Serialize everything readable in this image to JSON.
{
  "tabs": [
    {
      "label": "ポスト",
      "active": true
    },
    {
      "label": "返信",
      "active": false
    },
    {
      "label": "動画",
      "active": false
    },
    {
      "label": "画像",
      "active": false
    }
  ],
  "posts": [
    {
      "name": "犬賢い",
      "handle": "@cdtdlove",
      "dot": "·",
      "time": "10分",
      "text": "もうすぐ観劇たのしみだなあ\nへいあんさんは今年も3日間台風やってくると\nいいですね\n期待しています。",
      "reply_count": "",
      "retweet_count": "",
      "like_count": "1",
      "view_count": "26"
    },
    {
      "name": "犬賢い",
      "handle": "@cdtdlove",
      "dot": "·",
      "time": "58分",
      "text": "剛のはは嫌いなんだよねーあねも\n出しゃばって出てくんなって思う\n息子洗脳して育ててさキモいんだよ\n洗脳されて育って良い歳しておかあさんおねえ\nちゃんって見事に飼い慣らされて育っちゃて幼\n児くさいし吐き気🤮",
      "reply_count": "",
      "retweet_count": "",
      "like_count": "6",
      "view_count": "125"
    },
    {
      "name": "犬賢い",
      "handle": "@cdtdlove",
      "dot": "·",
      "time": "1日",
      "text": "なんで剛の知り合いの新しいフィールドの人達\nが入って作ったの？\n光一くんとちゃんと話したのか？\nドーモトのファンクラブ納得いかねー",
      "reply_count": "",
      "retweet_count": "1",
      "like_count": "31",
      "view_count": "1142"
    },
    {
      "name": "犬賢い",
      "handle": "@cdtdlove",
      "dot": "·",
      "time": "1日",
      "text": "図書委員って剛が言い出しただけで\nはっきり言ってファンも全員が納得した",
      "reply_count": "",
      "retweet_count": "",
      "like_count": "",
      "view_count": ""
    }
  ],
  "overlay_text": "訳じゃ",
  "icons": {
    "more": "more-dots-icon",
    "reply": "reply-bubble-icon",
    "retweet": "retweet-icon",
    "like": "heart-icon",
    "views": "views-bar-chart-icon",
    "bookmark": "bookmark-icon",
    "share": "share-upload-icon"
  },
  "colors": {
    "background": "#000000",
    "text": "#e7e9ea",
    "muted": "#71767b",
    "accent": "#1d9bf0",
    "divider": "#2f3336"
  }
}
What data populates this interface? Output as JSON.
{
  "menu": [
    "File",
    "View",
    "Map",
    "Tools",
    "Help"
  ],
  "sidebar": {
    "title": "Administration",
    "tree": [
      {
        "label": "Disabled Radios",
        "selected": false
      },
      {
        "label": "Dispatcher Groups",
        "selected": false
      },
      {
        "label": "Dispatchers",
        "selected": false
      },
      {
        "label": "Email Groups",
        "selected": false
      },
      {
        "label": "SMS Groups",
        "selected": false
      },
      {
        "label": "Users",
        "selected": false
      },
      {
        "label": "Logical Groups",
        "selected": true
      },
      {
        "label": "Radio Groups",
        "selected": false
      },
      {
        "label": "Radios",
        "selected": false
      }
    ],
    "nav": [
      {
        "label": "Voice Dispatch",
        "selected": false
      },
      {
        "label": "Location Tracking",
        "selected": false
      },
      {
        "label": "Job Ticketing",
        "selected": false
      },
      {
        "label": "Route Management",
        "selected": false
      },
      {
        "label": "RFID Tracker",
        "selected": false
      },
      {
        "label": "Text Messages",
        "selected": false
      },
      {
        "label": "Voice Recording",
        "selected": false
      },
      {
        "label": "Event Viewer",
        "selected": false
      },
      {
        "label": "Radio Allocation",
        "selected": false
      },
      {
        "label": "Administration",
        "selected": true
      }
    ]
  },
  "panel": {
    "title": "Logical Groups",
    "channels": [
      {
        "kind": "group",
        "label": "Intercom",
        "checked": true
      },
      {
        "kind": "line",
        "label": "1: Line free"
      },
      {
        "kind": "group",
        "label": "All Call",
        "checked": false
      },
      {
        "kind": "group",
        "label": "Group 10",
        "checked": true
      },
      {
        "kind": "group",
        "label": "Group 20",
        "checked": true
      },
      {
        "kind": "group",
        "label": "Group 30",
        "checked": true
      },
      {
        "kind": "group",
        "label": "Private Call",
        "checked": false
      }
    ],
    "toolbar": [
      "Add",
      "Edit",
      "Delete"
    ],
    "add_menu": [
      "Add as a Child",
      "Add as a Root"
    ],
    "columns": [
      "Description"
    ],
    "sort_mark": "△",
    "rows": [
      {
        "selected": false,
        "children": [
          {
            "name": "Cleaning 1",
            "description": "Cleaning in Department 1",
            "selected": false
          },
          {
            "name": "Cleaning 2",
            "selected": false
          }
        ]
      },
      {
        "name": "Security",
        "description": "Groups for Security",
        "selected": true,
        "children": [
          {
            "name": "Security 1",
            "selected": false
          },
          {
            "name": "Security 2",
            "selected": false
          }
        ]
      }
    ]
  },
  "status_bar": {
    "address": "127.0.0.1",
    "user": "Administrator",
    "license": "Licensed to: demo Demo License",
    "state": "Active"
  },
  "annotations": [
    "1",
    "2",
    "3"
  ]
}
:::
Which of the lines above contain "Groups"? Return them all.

SOLUTION TO THE EXERCISE:
        "label": "Dispatcher Groups",
        "label": "Email Groups",
        "label": "SMS Groups",
        "label": "Logical Groups",
        "label": "Radio Groups",
    "title": "Logical Groups",
        "description": "Groups for Security",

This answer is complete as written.